At Lolla on Friday afternoon, 2022 winners Enama, Sam the Sentient and Out Past Midnight performed in front of Buckingham Fountain, as well as Z Saj, The Happiness Club (who held down Kidzapalooza all weekend) and DJ Cash Era. Stopping people in their tracks as they passed by, the collection was a reminder that some of the best things a music festival has to offer are often just stumbled upon.
Hitting the BMI stage at 6:50 pm on Thursday, Chatham rapper Kid Kenn gave his audience exactly what they needed in order to have a good time: Raunchy, baddie bops and photo-ready props including massive signs and fans. Surrounded by dancers, he made his first Lollapalooza experience (as both a performer and attendee) memorable. With an effortless flow and superstar attitude to boot, Kenn made it look too easy while barely breaking a sweat in a knit two-piece in 90-degree heat.
Dehd very quickly reminded everyone why they’re one of the best acts to come out of Chicago in recent years (and one of the few I’d personally risk falling in the mud for that early in the afternoon). It just takes one song to turn you onto their hypnotic, earworm-y post punk. For me, it was arriving right in time for “Flying”—the finale of their stellar 2020 album Flower of Devotion. The trio kept ripping through its 60-minute set, keeping the kids in the pit sweaty and smiling as the rain continued to fall on Sunday.
Sunday’s Chicago Made showcase returned—bright and early at 11:45 am—with Afrobeat artist Nola Adé and pop singer Rebecca Brunner to continue highlighting the next generation of homegrown talent.
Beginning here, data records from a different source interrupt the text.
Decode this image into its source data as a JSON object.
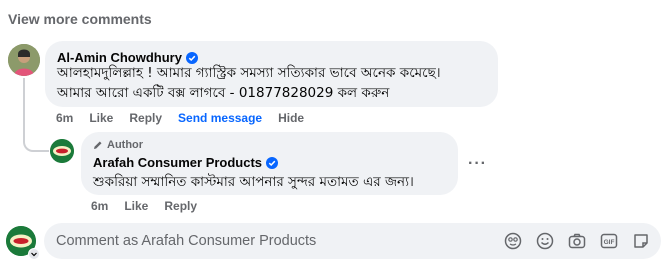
{
  "view_more_label": "View more comments",
  "comment1": {
    "author": "Al-Amin Chowdhury",
    "line1": "আলহামদুলিল্লাহ ! আমার গ্যাস্ট্রিক সমস্যা সত্যিকার ভাবে অনেক কমেছে।",
    "line2": "আমার আরো একটি বক্স লাগবে - 01877828029 কল করুন",
    "time": "6m",
    "like_label": "Like",
    "reply_label": "Reply",
    "send_message_label": "Send message",
    "hide_label": "Hide"
  },
  "reply1": {
    "author_badge": "Author",
    "author": "Arafah Consumer Products",
    "text": "শুকরিয়া সম্মানিত কাস্টমার আপনার সুন্দর মতামত এর জন্য।",
    "time": "6m",
    "like_label": "Like",
    "reply_label": "Reply",
    "more_label": "···"
  },
  "composer": {
    "placeholder": "Comment as Arafah Consumer Products",
    "icons": [
      "sticker-icon",
      "emoji-icon",
      "camera-icon",
      "gif-icon",
      "more-icon"
    ]
  },
  "colors": {
    "accent": "#0866ff",
    "secondary_text": "#65676b",
    "bubble_bg": "#f0f2f5",
    "brand_green": "#1b7a3a"
  }
}
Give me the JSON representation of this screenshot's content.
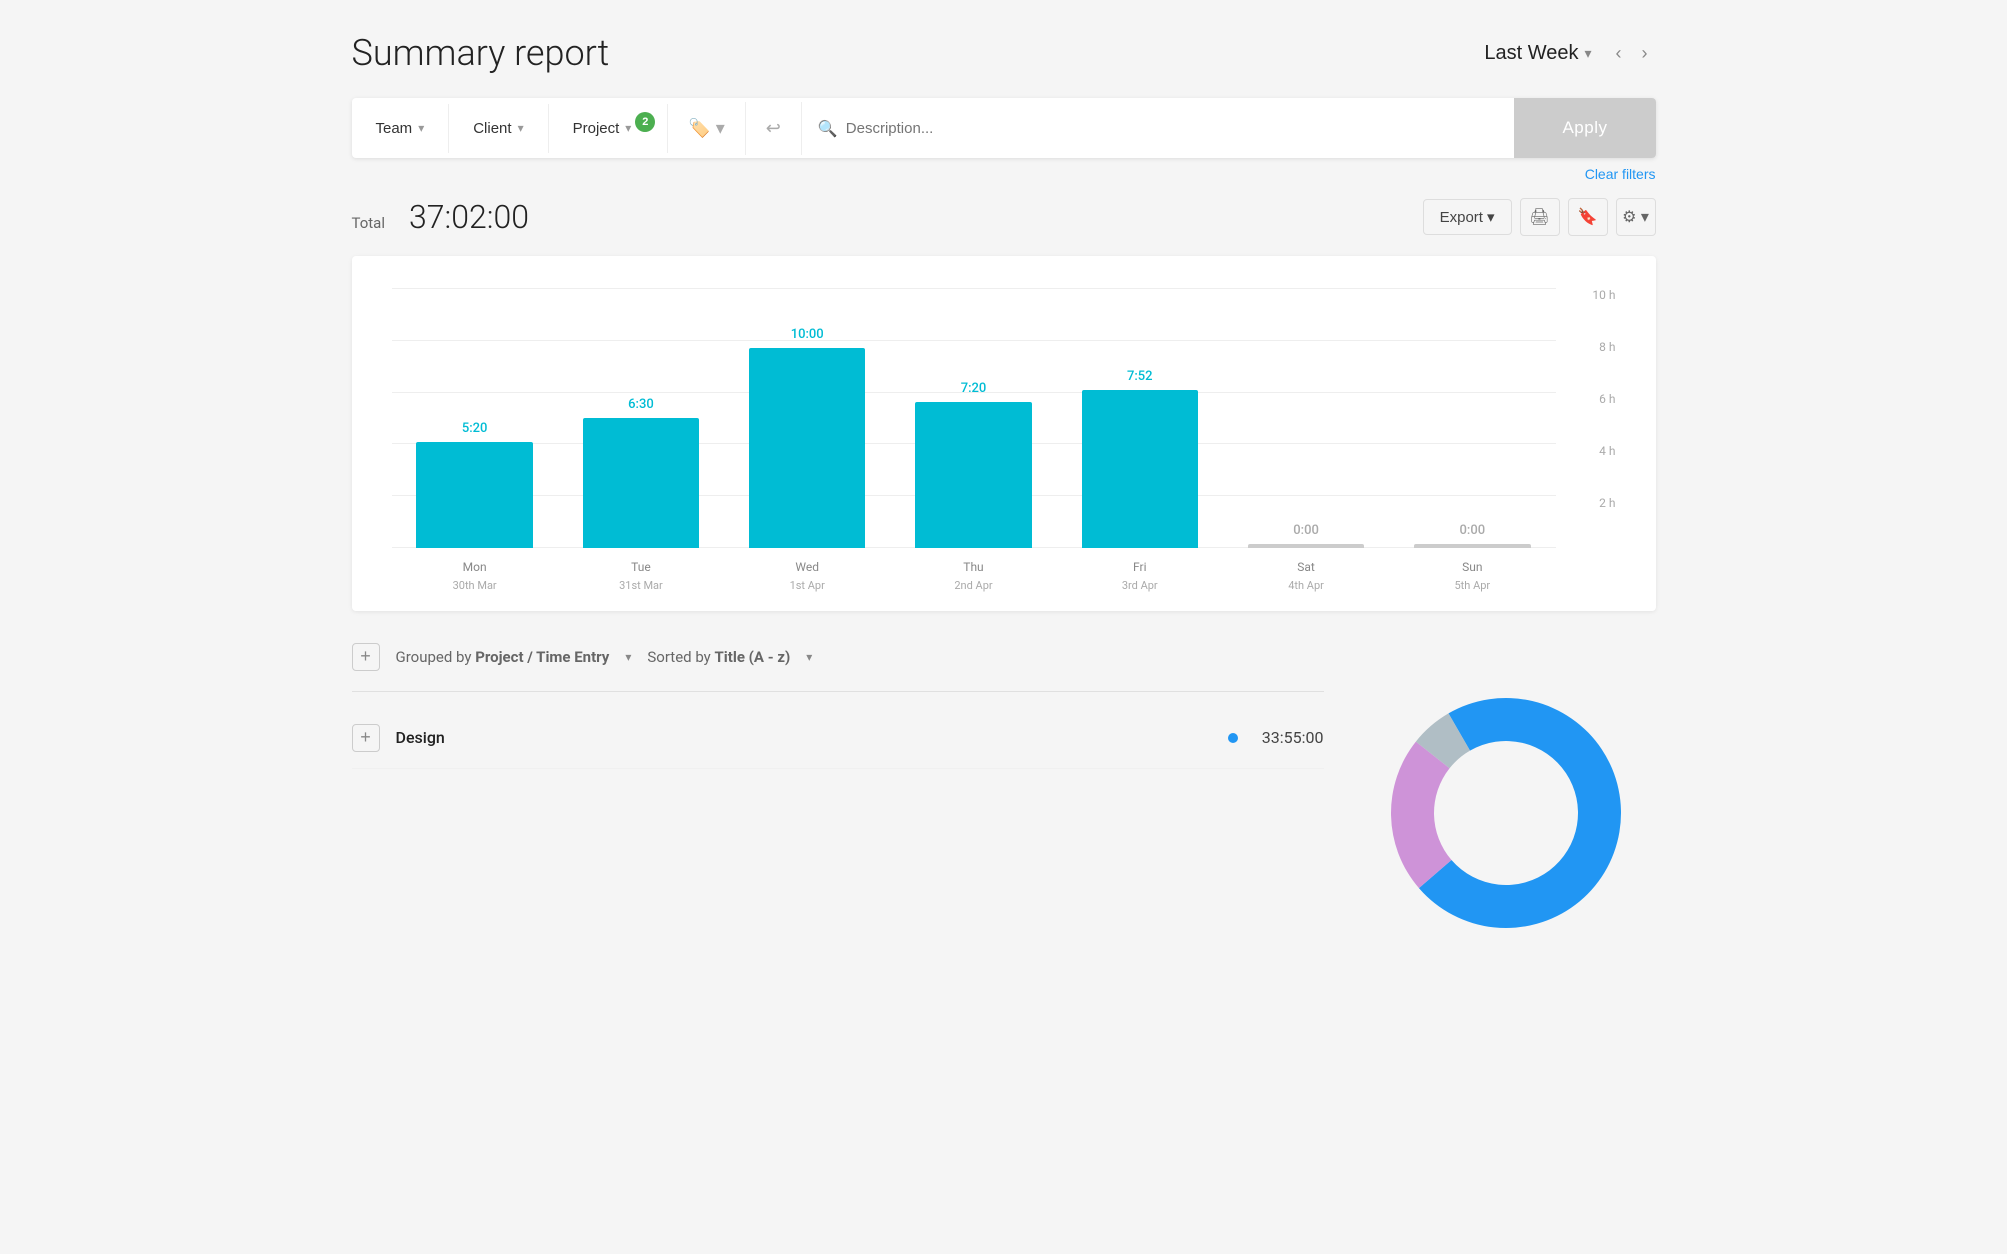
{
  "header": {
    "title": "Summary report",
    "date_range": "Last Week",
    "nav_prev": "‹",
    "nav_next": "›"
  },
  "filters": {
    "team_label": "Team",
    "client_label": "Client",
    "project_label": "Project",
    "project_badge": "2",
    "tags_icon": "🏷",
    "billable_icon": "↩",
    "search_placeholder": "Description...",
    "apply_label": "Apply",
    "clear_filters_label": "Clear filters"
  },
  "summary": {
    "total_label": "Total",
    "total_time": "37:02:00",
    "export_label": "Export",
    "export_chevron": "▾",
    "print_icon": "🖨",
    "bookmark_icon": "🔖",
    "settings_icon": "⚙"
  },
  "chart": {
    "y_labels": [
      "10 h",
      "8 h",
      "6 h",
      "4 h",
      "2 h",
      ""
    ],
    "bars": [
      {
        "day": "Mon",
        "date": "30th Mar",
        "value": "5:20",
        "height_pct": 53,
        "zero": false
      },
      {
        "day": "Tue",
        "date": "31st Mar",
        "value": "6:30",
        "height_pct": 65,
        "zero": false
      },
      {
        "day": "Wed",
        "date": "1st Apr",
        "value": "10:00",
        "height_pct": 100,
        "zero": false
      },
      {
        "day": "Thu",
        "date": "2nd Apr",
        "value": "7:20",
        "height_pct": 73,
        "zero": false
      },
      {
        "day": "Fri",
        "date": "3rd Apr",
        "value": "7:52",
        "height_pct": 79,
        "zero": false
      },
      {
        "day": "Sat",
        "date": "4th Apr",
        "value": "0:00",
        "height_pct": 0,
        "zero": true
      },
      {
        "day": "Sun",
        "date": "5th Apr",
        "value": "0:00",
        "height_pct": 0,
        "zero": true
      }
    ]
  },
  "grouping": {
    "add_icon": "+",
    "grouped_by_label": "Grouped by",
    "grouped_by_value": "Project / Time Entry",
    "sorted_by_label": "Sorted by",
    "sorted_by_value": "Title (A - z)"
  },
  "data_rows": [
    {
      "name": "Design",
      "dot_color": "#2196F3",
      "time": "33:55:00"
    }
  ],
  "donut": {
    "segments": [
      {
        "color": "#2196F3",
        "pct": 75
      },
      {
        "color": "#CE93D8",
        "pct": 20
      },
      {
        "color": "#B0BEC5",
        "pct": 5
      }
    ]
  }
}
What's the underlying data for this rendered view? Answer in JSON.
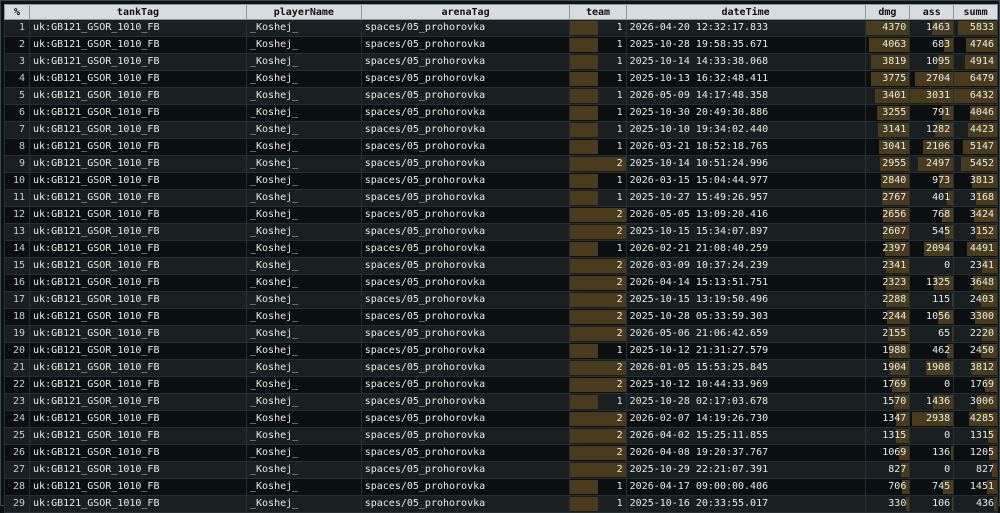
{
  "table": {
    "headers": [
      "%",
      "tankTag",
      "playerName",
      "arenaTag",
      "team",
      "dateTime",
      "dmg",
      "ass",
      "summ"
    ],
    "max": {
      "team": 2,
      "dmg": 4370,
      "ass": 3031,
      "summ": 6479
    },
    "rows": [
      {
        "idx": "1",
        "tank": "uk:GB121_GSOR_1010_FB",
        "player": "_Koshej_",
        "arena": "spaces/05_prohorovka",
        "team": "1",
        "date": "2026-04-20 12:32:17.833",
        "dmg": "4370",
        "ass": "1463",
        "summ": "5833"
      },
      {
        "idx": "2",
        "tank": "uk:GB121_GSOR_1010_FB",
        "player": "_Koshej_",
        "arena": "spaces/05_prohorovka",
        "team": "1",
        "date": "2025-10-28 19:58:35.671",
        "dmg": "4063",
        "ass": "683",
        "summ": "4746"
      },
      {
        "idx": "3",
        "tank": "uk:GB121_GSOR_1010_FB",
        "player": "_Koshej_",
        "arena": "spaces/05_prohorovka",
        "team": "1",
        "date": "2025-10-14 14:33:38.068",
        "dmg": "3819",
        "ass": "1095",
        "summ": "4914"
      },
      {
        "idx": "4",
        "tank": "uk:GB121_GSOR_1010_FB",
        "player": "_Koshej_",
        "arena": "spaces/05_prohorovka",
        "team": "1",
        "date": "2025-10-13 16:32:48.411",
        "dmg": "3775",
        "ass": "2704",
        "summ": "6479"
      },
      {
        "idx": "5",
        "tank": "uk:GB121_GSOR_1010_FB",
        "player": "_Koshej_",
        "arena": "spaces/05_prohorovka",
        "team": "1",
        "date": "2026-05-09 14:17:48.358",
        "dmg": "3401",
        "ass": "3031",
        "summ": "6432"
      },
      {
        "idx": "6",
        "tank": "uk:GB121_GSOR_1010_FB",
        "player": "_Koshej_",
        "arena": "spaces/05_prohorovka",
        "team": "1",
        "date": "2025-10-30 20:49:30.886",
        "dmg": "3255",
        "ass": "791",
        "summ": "4046"
      },
      {
        "idx": "7",
        "tank": "uk:GB121_GSOR_1010_FB",
        "player": "_Koshej_",
        "arena": "spaces/05_prohorovka",
        "team": "1",
        "date": "2025-10-10 19:34:02.440",
        "dmg": "3141",
        "ass": "1282",
        "summ": "4423"
      },
      {
        "idx": "8",
        "tank": "uk:GB121_GSOR_1010_FB",
        "player": "_Koshej_",
        "arena": "spaces/05_prohorovka",
        "team": "1",
        "date": "2026-03-21 18:52:18.765",
        "dmg": "3041",
        "ass": "2106",
        "summ": "5147"
      },
      {
        "idx": "9",
        "tank": "uk:GB121_GSOR_1010_FB",
        "player": "_Koshej_",
        "arena": "spaces/05_prohorovka",
        "team": "2",
        "date": "2025-10-14 10:51:24.996",
        "dmg": "2955",
        "ass": "2497",
        "summ": "5452"
      },
      {
        "idx": "10",
        "tank": "uk:GB121_GSOR_1010_FB",
        "player": "_Koshej_",
        "arena": "spaces/05_prohorovka",
        "team": "1",
        "date": "2026-03-15 15:04:44.977",
        "dmg": "2840",
        "ass": "973",
        "summ": "3813"
      },
      {
        "idx": "11",
        "tank": "uk:GB121_GSOR_1010_FB",
        "player": "_Koshej_",
        "arena": "spaces/05_prohorovka",
        "team": "1",
        "date": "2025-10-27 15:49:26.957",
        "dmg": "2767",
        "ass": "401",
        "summ": "3168"
      },
      {
        "idx": "12",
        "tank": "uk:GB121_GSOR_1010_FB",
        "player": "_Koshej_",
        "arena": "spaces/05_prohorovka",
        "team": "2",
        "date": "2026-05-05 13:09:20.416",
        "dmg": "2656",
        "ass": "768",
        "summ": "3424"
      },
      {
        "idx": "13",
        "tank": "uk:GB121_GSOR_1010_FB",
        "player": "_Koshej_",
        "arena": "spaces/05_prohorovka",
        "team": "2",
        "date": "2025-10-15 15:34:07.897",
        "dmg": "2607",
        "ass": "545",
        "summ": "3152"
      },
      {
        "idx": "14",
        "tank": "uk:GB121_GSOR_1010_FB",
        "player": "_Koshej_",
        "arena": "spaces/05_prohorovka",
        "team": "1",
        "date": "2026-02-21 21:08:40.259",
        "dmg": "2397",
        "ass": "2094",
        "summ": "4491"
      },
      {
        "idx": "15",
        "tank": "uk:GB121_GSOR_1010_FB",
        "player": "_Koshej_",
        "arena": "spaces/05_prohorovka",
        "team": "2",
        "date": "2026-03-09 10:37:24.239",
        "dmg": "2341",
        "ass": "0",
        "summ": "2341"
      },
      {
        "idx": "16",
        "tank": "uk:GB121_GSOR_1010_FB",
        "player": "_Koshej_",
        "arena": "spaces/05_prohorovka",
        "team": "2",
        "date": "2026-04-14 15:13:51.751",
        "dmg": "2323",
        "ass": "1325",
        "summ": "3648"
      },
      {
        "idx": "17",
        "tank": "uk:GB121_GSOR_1010_FB",
        "player": "_Koshej_",
        "arena": "spaces/05_prohorovka",
        "team": "2",
        "date": "2025-10-15 13:19:50.496",
        "dmg": "2288",
        "ass": "115",
        "summ": "2403"
      },
      {
        "idx": "18",
        "tank": "uk:GB121_GSOR_1010_FB",
        "player": "_Koshej_",
        "arena": "spaces/05_prohorovka",
        "team": "2",
        "date": "2025-10-28 05:33:59.303",
        "dmg": "2244",
        "ass": "1056",
        "summ": "3300"
      },
      {
        "idx": "19",
        "tank": "uk:GB121_GSOR_1010_FB",
        "player": "_Koshej_",
        "arena": "spaces/05_prohorovka",
        "team": "2",
        "date": "2026-05-06 21:06:42.659",
        "dmg": "2155",
        "ass": "65",
        "summ": "2220"
      },
      {
        "idx": "20",
        "tank": "uk:GB121_GSOR_1010_FB",
        "player": "_Koshej_",
        "arena": "spaces/05_prohorovka",
        "team": "1",
        "date": "2025-10-12 21:31:27.579",
        "dmg": "1988",
        "ass": "462",
        "summ": "2450"
      },
      {
        "idx": "21",
        "tank": "uk:GB121_GSOR_1010_FB",
        "player": "_Koshej_",
        "arena": "spaces/05_prohorovka",
        "team": "2",
        "date": "2026-01-05 15:53:25.845",
        "dmg": "1904",
        "ass": "1908",
        "summ": "3812"
      },
      {
        "idx": "22",
        "tank": "uk:GB121_GSOR_1010_FB",
        "player": "_Koshej_",
        "arena": "spaces/05_prohorovka",
        "team": "2",
        "date": "2025-10-12 10:44:33.969",
        "dmg": "1769",
        "ass": "0",
        "summ": "1769"
      },
      {
        "idx": "23",
        "tank": "uk:GB121_GSOR_1010_FB",
        "player": "_Koshej_",
        "arena": "spaces/05_prohorovka",
        "team": "1",
        "date": "2025-10-28 02:17:03.678",
        "dmg": "1570",
        "ass": "1436",
        "summ": "3006"
      },
      {
        "idx": "24",
        "tank": "uk:GB121_GSOR_1010_FB",
        "player": "_Koshej_",
        "arena": "spaces/05_prohorovka",
        "team": "2",
        "date": "2026-02-07 14:19:26.730",
        "dmg": "1347",
        "ass": "2938",
        "summ": "4285"
      },
      {
        "idx": "25",
        "tank": "uk:GB121_GSOR_1010_FB",
        "player": "_Koshej_",
        "arena": "spaces/05_prohorovka",
        "team": "2",
        "date": "2026-04-02 15:25:11.855",
        "dmg": "1315",
        "ass": "0",
        "summ": "1315"
      },
      {
        "idx": "26",
        "tank": "uk:GB121_GSOR_1010_FB",
        "player": "_Koshej_",
        "arena": "spaces/05_prohorovka",
        "team": "2",
        "date": "2026-04-08 19:20:37.767",
        "dmg": "1069",
        "ass": "136",
        "summ": "1205"
      },
      {
        "idx": "27",
        "tank": "uk:GB121_GSOR_1010_FB",
        "player": "_Koshej_",
        "arena": "spaces/05_prohorovka",
        "team": "2",
        "date": "2025-10-29 22:21:07.391",
        "dmg": "827",
        "ass": "0",
        "summ": "827"
      },
      {
        "idx": "28",
        "tank": "uk:GB121_GSOR_1010_FB",
        "player": "_Koshej_",
        "arena": "spaces/05_prohorovka",
        "team": "1",
        "date": "2026-04-17 09:00:00.406",
        "dmg": "706",
        "ass": "745",
        "summ": "1451"
      },
      {
        "idx": "29",
        "tank": "uk:GB121_GSOR_1010_FB",
        "player": "_Koshej_",
        "arena": "spaces/05_prohorovka",
        "team": "1",
        "date": "2025-10-16 20:33:55.017",
        "dmg": "330",
        "ass": "106",
        "summ": "436"
      }
    ]
  },
  "colors": {
    "bar": "#4a3b1c",
    "header_bg": "#d6dcdf",
    "text": "#e8ece6"
  }
}
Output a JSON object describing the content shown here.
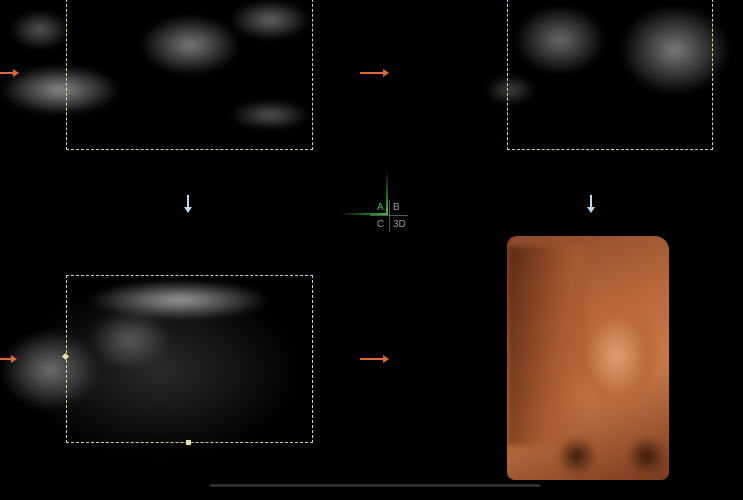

This year celebrated the 50th Anniversary of hip hop, as well, with a special part of the program featuring A Rod 24 (the 2022 Chicago Made A&R Auditions Winner), Amari Blaze with Mello Buckzz, Moni da G and Kash Mirr, and local legends Crucial Conflict performing hits like “Ghetto Queen,” “Hay” and “Scummy.” Blaze also brought out rap pioneer Shawnna as a surprise special guest during her set. Crucial Conflict and Shawnna had both also recently performed at Hyde Park Summer Fest.